• _WHAT YOU HAVE TO DO_
Return all lines from the listing below in which "Bedroom" appears.

=== Begin Enclosure ===

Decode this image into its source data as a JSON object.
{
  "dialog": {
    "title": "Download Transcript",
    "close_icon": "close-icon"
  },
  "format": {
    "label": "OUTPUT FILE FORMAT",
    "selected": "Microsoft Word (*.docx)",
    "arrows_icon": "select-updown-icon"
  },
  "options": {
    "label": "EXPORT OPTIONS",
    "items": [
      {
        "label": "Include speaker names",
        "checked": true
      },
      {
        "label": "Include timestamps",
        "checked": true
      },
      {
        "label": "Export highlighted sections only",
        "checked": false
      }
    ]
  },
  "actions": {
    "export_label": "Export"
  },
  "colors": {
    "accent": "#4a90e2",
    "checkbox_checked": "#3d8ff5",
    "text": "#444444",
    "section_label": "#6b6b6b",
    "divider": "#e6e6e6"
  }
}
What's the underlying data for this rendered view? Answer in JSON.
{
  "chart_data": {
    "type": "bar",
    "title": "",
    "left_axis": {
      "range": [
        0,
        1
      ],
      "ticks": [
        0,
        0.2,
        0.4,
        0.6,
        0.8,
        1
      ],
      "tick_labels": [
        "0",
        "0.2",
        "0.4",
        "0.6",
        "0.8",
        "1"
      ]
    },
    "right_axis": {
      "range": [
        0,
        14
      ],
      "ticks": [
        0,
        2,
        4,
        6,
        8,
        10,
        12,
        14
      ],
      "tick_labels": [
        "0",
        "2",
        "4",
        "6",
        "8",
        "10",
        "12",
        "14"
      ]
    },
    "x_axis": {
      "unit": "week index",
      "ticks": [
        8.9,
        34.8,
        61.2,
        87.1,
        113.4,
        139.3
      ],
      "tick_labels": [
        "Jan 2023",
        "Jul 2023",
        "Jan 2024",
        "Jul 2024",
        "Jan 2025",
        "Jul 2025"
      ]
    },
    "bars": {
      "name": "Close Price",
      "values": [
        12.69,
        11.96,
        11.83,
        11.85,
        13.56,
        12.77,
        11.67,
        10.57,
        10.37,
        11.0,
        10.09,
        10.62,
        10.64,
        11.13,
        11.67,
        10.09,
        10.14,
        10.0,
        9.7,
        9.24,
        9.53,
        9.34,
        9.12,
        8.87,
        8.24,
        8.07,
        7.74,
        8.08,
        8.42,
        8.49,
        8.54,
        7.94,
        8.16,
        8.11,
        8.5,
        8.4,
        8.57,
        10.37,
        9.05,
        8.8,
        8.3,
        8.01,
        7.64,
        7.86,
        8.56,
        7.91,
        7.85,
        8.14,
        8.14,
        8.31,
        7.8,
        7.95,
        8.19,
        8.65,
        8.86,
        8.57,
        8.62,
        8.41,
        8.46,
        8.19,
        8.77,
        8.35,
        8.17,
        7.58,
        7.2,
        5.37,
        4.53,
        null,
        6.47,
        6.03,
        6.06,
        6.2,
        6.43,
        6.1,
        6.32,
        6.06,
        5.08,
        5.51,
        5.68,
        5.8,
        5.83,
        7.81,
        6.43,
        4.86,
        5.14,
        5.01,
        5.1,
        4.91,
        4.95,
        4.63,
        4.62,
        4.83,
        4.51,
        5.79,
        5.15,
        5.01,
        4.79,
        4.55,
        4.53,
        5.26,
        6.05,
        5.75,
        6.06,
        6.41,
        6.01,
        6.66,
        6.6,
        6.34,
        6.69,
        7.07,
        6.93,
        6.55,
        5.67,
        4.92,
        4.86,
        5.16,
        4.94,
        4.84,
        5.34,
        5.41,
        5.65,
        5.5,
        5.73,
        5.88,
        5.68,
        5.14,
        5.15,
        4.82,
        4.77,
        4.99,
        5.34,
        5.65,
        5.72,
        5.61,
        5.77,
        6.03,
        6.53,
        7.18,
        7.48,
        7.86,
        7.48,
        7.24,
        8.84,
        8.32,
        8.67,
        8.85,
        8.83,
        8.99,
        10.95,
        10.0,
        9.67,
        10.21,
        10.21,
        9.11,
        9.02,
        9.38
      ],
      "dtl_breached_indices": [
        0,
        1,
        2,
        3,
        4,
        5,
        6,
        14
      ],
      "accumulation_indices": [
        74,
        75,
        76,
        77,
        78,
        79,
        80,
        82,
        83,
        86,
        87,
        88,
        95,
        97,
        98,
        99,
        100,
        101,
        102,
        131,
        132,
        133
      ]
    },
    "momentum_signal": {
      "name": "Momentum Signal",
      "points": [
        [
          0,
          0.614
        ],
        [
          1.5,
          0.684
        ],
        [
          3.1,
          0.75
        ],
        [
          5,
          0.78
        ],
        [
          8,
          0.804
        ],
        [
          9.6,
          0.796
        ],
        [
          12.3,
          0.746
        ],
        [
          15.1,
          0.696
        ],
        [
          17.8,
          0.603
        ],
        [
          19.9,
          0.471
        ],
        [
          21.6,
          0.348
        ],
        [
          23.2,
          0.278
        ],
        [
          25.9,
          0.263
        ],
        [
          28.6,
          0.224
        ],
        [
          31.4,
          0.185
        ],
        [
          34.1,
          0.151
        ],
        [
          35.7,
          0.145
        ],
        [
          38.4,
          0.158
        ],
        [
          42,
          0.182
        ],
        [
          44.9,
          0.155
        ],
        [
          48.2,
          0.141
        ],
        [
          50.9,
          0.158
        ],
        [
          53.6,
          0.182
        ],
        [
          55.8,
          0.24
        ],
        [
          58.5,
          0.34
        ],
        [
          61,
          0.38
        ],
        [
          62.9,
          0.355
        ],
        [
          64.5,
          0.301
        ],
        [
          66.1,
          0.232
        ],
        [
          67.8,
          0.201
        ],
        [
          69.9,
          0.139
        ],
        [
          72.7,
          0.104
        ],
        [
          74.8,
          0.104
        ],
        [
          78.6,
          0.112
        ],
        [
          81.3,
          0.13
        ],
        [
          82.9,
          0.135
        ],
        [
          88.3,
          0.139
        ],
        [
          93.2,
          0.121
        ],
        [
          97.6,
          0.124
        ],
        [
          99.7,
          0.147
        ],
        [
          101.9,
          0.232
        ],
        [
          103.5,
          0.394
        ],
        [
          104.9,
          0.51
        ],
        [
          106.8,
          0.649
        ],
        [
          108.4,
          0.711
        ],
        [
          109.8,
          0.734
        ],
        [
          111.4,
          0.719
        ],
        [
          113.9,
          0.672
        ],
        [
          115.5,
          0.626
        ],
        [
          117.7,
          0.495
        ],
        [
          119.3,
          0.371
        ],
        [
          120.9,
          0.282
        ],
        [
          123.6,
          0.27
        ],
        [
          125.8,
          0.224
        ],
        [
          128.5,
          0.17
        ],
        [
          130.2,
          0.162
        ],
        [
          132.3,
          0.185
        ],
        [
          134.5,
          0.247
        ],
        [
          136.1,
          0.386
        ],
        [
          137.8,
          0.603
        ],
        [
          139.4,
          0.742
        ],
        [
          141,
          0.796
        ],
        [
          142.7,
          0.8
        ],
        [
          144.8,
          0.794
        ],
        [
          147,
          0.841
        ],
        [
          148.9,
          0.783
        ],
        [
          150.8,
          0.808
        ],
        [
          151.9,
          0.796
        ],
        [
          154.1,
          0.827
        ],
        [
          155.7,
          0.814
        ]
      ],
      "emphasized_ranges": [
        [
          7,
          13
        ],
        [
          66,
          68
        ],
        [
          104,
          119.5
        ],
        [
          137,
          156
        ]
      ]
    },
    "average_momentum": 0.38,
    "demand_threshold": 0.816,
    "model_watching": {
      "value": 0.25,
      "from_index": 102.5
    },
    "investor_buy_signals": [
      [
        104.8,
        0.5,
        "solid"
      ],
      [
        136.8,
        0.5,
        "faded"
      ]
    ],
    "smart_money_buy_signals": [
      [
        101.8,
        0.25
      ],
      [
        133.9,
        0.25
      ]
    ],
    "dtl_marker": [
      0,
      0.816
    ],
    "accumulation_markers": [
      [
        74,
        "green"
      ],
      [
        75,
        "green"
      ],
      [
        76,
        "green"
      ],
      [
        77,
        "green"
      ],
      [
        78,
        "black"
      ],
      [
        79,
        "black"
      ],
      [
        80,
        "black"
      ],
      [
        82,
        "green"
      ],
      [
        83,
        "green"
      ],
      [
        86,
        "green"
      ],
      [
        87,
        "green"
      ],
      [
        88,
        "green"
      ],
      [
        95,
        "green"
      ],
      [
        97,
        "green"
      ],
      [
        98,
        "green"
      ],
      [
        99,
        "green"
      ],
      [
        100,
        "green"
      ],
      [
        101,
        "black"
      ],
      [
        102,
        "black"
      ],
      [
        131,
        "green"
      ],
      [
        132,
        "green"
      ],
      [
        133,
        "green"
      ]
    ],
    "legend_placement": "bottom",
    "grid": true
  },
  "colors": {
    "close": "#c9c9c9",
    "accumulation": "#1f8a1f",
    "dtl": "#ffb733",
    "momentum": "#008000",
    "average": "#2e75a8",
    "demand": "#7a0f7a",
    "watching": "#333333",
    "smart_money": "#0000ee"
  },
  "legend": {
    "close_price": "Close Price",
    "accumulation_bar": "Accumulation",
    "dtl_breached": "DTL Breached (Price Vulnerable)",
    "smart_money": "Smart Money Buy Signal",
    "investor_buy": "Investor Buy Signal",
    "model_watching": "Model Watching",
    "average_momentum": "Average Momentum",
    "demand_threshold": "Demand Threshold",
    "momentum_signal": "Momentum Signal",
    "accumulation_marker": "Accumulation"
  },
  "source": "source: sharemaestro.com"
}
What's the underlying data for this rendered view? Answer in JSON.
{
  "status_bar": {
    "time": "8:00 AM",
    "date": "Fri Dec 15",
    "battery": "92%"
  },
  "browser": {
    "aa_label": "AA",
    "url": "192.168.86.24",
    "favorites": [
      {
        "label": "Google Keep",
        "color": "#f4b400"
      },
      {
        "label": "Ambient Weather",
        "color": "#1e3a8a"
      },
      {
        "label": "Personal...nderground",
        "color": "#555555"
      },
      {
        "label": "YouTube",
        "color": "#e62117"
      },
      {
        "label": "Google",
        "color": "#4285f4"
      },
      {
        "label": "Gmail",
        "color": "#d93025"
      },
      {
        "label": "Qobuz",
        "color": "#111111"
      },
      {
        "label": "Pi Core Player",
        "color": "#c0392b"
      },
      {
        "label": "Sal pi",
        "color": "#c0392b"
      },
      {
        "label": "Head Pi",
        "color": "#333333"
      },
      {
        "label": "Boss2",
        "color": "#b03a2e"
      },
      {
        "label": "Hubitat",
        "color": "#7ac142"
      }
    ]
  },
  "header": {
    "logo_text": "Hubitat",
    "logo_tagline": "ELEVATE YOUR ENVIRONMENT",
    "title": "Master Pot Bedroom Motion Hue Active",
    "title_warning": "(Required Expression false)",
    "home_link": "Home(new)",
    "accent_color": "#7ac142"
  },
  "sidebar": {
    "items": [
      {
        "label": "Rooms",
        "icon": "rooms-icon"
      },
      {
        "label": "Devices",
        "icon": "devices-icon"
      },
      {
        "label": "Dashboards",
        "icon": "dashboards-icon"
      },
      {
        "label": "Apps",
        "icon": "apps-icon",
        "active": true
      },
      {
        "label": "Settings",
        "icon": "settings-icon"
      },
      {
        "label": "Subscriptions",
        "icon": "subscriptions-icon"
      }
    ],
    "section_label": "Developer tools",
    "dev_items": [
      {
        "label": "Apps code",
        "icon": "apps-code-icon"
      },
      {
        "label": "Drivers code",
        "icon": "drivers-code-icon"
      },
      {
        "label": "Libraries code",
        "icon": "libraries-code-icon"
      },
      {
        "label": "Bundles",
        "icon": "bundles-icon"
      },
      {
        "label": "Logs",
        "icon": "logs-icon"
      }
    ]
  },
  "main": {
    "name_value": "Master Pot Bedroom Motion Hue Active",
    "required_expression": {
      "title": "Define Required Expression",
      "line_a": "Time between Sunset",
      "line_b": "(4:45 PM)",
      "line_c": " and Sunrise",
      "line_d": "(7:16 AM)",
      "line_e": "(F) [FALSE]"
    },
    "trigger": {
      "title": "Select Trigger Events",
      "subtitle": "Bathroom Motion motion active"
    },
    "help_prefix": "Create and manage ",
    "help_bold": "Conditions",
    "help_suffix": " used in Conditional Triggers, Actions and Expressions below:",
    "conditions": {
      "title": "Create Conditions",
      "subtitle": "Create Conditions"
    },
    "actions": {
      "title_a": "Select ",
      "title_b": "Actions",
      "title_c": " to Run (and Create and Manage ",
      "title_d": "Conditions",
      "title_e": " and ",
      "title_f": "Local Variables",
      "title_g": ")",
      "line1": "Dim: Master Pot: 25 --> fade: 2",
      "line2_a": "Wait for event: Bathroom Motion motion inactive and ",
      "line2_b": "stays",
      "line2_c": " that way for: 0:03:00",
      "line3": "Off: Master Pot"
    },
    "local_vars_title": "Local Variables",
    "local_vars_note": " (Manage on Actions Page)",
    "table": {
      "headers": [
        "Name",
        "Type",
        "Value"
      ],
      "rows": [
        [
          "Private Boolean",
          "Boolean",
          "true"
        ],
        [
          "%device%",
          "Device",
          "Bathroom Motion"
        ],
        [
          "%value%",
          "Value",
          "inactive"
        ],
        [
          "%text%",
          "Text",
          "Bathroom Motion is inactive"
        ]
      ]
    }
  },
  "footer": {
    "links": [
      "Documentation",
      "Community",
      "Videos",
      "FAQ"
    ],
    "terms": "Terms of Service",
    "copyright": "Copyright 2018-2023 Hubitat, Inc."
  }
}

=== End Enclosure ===

• _REPLY TO THE TASK_
    "title": "Master Pot Bedroom Motion Hue Active",
    "name_value": "Master Pot Bedroom Motion Hue Active",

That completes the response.